December 18, 2013
Essays are not just for English and history majors: many college courses require them, and across a wide breadth of disciplines. One professor thinks they are largely an exercise in futility -- not really teaching most students much of anything. Her proposal? Do away with them and bring old-fashioned oral exams back from the brink of extinction. Not all experts are on board.
In a column she wrote for Slate Magazine, Rebecca Schuman, an adjunct professor at the University of Missouri in St. Louis, argues that in era marked by plagiarism, essay-writing services and machine grading, the quality college essay is somewhat of a lost art. Students hate writing them, she writes, but not quite as much as college professors hate grading them. She argues that most seem to be thrown together at 4 a.m., and instructor comments meant to improve them are often ignored. The solution? Do away with them, or at least most of them. English majors still need -- and want -- to write, she notes, but students in other disciplines do not.
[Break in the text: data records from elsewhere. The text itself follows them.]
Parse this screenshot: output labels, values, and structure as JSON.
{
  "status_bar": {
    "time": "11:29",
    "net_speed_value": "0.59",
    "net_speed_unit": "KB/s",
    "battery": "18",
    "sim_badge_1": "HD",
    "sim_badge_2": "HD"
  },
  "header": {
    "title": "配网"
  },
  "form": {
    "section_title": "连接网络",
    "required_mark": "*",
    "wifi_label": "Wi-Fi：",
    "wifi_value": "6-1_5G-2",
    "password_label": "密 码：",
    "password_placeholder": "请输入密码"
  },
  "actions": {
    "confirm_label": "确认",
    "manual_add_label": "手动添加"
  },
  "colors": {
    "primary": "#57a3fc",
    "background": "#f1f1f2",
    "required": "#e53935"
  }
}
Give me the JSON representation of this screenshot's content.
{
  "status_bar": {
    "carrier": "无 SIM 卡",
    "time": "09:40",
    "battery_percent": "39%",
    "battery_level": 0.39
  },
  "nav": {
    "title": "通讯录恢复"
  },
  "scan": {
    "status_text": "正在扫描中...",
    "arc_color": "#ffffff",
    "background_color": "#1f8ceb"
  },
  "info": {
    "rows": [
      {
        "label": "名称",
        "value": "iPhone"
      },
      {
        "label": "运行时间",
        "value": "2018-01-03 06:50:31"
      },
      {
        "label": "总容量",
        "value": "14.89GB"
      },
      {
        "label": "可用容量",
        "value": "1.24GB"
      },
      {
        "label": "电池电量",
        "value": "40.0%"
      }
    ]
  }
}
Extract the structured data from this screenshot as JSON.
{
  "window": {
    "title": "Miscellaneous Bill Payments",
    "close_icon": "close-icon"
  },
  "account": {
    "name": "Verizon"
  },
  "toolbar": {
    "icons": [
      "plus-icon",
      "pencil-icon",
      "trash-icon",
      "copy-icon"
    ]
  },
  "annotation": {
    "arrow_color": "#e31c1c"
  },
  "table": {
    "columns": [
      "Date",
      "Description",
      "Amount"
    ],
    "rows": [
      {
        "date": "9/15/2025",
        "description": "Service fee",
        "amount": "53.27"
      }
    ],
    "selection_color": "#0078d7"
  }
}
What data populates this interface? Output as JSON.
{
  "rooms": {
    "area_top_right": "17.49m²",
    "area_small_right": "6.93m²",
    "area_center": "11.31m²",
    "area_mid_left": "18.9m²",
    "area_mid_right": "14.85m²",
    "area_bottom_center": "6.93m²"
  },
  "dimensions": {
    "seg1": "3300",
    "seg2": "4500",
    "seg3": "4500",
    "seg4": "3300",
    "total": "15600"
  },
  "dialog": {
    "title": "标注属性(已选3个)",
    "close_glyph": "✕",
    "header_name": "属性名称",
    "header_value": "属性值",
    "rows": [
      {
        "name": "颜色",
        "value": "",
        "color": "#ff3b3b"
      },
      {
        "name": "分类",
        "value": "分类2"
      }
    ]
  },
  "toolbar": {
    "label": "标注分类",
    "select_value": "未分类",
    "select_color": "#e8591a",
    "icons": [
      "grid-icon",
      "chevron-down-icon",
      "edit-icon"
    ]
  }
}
"We don't have to assign papers, and we should stop," writes Schuman. "We need to admit that the required-course college essay is a failure."
Schuman proposes that in place of college essays, professors should give old-fashioned oral and written exams that require students to really know the material, but demand less time and grading. Such exams could promote learning while staving off criticism that the humanities are too soft or subjective, she argues, adding that in today's economy, a bachelor's degree is "the new high-school diploma: abjectly necessary for any decent job in the cosmos." As such, students and their parents see college as a means professional training, and view writing assignments as "forced labor" and "an utter waste of time."
Ron Culp, instructor and professional director of public relations and advertising at DePaul University, agrees -- to an extent. He told CityTownInfo that in his classes, he has done away with essay writing in favor of "more practical" assignments, like business memos in which students must convey ideas in tightly-written, one- or two-page papers.
"Besides being more relevant to what most (students) will be expected to do in the real world, business memos save considerable grading time and frustration on my part," said Culp, noting that some students have even begun requesting more of these assignments. "They realized better and tighter writing can become a job-search differentiator, beginning with the cover letters for their resumes."
Glenn Mores, president and CEO of MicroData and former senior lecturer at Northeastern University, told CityTownInfo that he "100 percent concurs" with Schuman's proposal to rachet up written and oral exams, but not at the expense of essays.
"(Giving) up on essays seems more of a surrender than an admission that the skills learned aren't important," said Mores. "Writing skills are important for any employee to do more than the most basic work tasks, the very occasional Mr. Zuckerberg aside. Anyone that can't communicate in writing and orally isn't going far."
Alfred Poor, PhD., speaker and author of "7 Success Secrets That Every College Student Should Know," may be inclined to agree. He told CityTownInfo that study after study suggests hiring managers find college students to be generally unprepared for the job market, and that a "broad lack" of verbal and written communication skills top their list of complaints. Simply letting students graduate without these skills will not solve that, he said.
"Instead of moaning about how difficult their job is, college professors need to be held accountable for giving their students the skills… that they will need to succeed upon graduation," said Poor, noting that "the consequences of failure in college are far more benign" than they are in the workplace. "We do them no favors by taking tuition and four years of their time and then just handing them their degree."
Compiled by Aimee Hosler
Interview with Alfred Poor, December 17, 2013
Intrview with Glenn Mores, December 16, 2013
Interview with Ron Culp, December 16, 2013
"The End of the College Essay," slate.com, December 13, 2013, Rebecca Schuman, http://www.slate.com/articles/life/education/2013/12/college_papers_students_hate_writing_them_professors_hate_grading_them_let.html